Earlier this year, I have written about why word clouds suck. Is there a better way of visualizing customer feedback? Yes, there is, and the best thing about it is, you can even use Excel to create these visualizations – if you represent the data correctly.
In this post, you will learn three simple but effective ways of how to visualize customer feedback.
At Thematic, we invented these three techniques by working closely with customer insight professionals. If you care about data, and if you care about finding out what customers are saying, read on.
Preparing Customer Feedback for Visualization
Customer feedback comes in two forms: scores and text. Scores are easy. They can always be represented as numbers, and there are different ways on how to combine them into an overall score for all customers:
- Average (e.g. number of stars)
- Subtract percentage of low scores from the percentage of high scores, e.g. Net Promoter Score (NPS) or Customer Satisfaction Score (CSAT)
To keep things easy, let’s assume that we’ll use NPS.
When it comes to text, we need to code each response with one or more themes first, according to a code frame. A theme is a single or multi-word concept.

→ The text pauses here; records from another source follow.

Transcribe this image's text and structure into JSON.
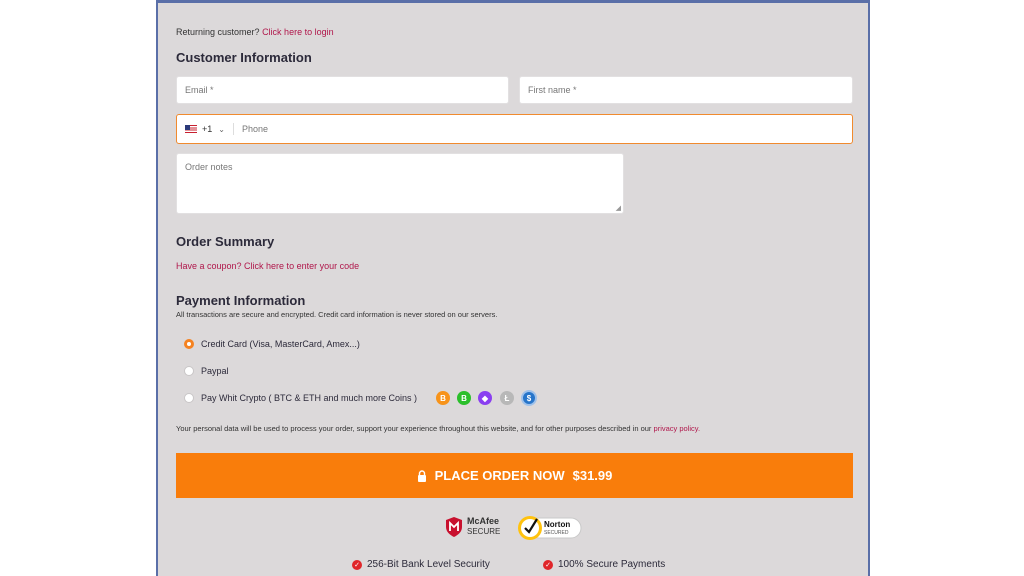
{
  "returning": {
    "text": "Returning customer?",
    "link": "Click here to login"
  },
  "customer_info": {
    "title": "Customer Information",
    "email_placeholder": "Email *",
    "first_name_placeholder": "First name *",
    "phone_code": "+1",
    "phone_placeholder": "Phone",
    "notes_placeholder": "Order notes"
  },
  "order_summary": {
    "title": "Order Summary",
    "coupon_link": "Have a coupon? Click here to enter your code"
  },
  "payment": {
    "title": "Payment Information",
    "subtitle": "All transactions are secure and encrypted. Credit card information is never stored on our servers.",
    "options": [
      {
        "label": "Credit Card (Visa, MasterCard, Amex...)",
        "selected": true
      },
      {
        "label": "Paypal",
        "selected": false
      },
      {
        "label": "Pay Whit Crypto ( BTC & ETH and much more Coins )",
        "selected": false
      }
    ],
    "coins": [
      {
        "icon": "bitcoin-icon",
        "glyph": "B",
        "color": "#f7931a"
      },
      {
        "icon": "bitcoin-cash-icon",
        "glyph": "B",
        "color": "#2bbf2b"
      },
      {
        "icon": "ethereum-icon",
        "glyph": "◆",
        "color": "#8a3ff0"
      },
      {
        "icon": "litecoin-icon",
        "glyph": "Ł",
        "color": "#b8b8b8"
      },
      {
        "icon": "usdc-icon",
        "glyph": "$",
        "color": "#2775ca"
      }
    ]
  },
  "privacy": {
    "text": "Your personal data will be used to process your order, support your experience throughout this website, and for other purposes described in our",
    "link": "privacy policy."
  },
  "place_order": {
    "label": "PLACE ORDER NOW",
    "price": "$31.99"
  },
  "badges": {
    "mcafee_line1": "McAfee",
    "mcafee_line2": "SECURE",
    "norton_line1": "Norton",
    "norton_line2": "SECURED"
  },
  "security": [
    "256-Bit Bank Level Security",
    "100% Secure Payments"
  ],
  "colors": {
    "accent": "#f97d0b",
    "link": "#b0174b",
    "panel_bg": "#dcd9da"
  }
}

It should be meaningful within the context of the dataset.
For example, let’s say that our dataset contains responses by university students to the question, “What is the likelihood that you would recommend our University to a friend or colleague?”
- Meaningless themes: university, student, quality, good, study, first-year
- Good themes: administration, campus, courses, school reputation, good university
3 Key Customer Feedback Visualizations
This visualization answers the question: “What’s the impact of each theme on my overall score?” First, you need to do the following calculations:
- Calculate overall NPS
- Calculate NPS in the subset of responses that do not contain that theme
- Subtract B from A
Now you can visualize this data, listing each theme as a bar chart:
This visualization shows the relative impact of each theme, whether it is positive or negative. In this specific example, NPS can be improved by at least 2 points by fixing issues with administration.
2. Key Drivers Analysis
This visualization answers the question: “Which themes are tightly linked to drops and rises in my score over time?”
First, we need to compare two sequences of numbers: NPS over time and theme frequency over time. Using Excel, you can easily calculate the correlation between two sequences, which can be either positive (the more themes the higher the NPS, see picture below), or negative (the more themes the lower the NPS).
Second, you need to plot theme frequency against the absolute value of theme correlation with NPS.
The resulting visualization could look something like this:
It shows that most themes aren’t frequent and have a low correlation with NPS. In this example, loyalty and good products drive NPS, but most of the other themes don’t matter.
3. Reward and Penalty
This visualization answers the questions:
- “Which attributes of my service delight customers so that, they reward me with a higher score?”
- “Which attributes of my service do customers expect from me, and if I don’t deliver, penalize me with a lower score?”
For each theme, simply calculate the percentage of Promoters and Detractors, and then plot these values on as follows:
Themes with a higher percentage of Promoters are our reward factors, whereas themes with a higher percentage of Detractors are penalty factors. In this example, the company exceeds customer expectation on communication. However, it underperforms, when it comes to customer expectation about benefits such as sick leave.
Even the most accurate word cloud is limited in the insights it provides. It answers the question: “What do people talk about?” – in a very fuzzy way.
The three visualizations we’ve shown here provide answers to more targeted questions:
- What’s the impact of each theme on my overall score?
- Which themes are tightly linked to drops and rises in my score over time?
- Where do we overperform and where do we underperform, when it comes to customer expectations?
In all three cases, you need to have a satisfaction score associated with each comment. And, the themes need to be meaningful enough to draw conclusions from the answers provided by customer survey respondents.
If your role is to find deep customer insights, these visualizations provide a starting point. As the next step, you can interview customers to find the reasoning behind their thinking.
In the penalty and reward example, you could investigate why customers have certain expectations about benefits. You can also figure out how you can manage these expectations better.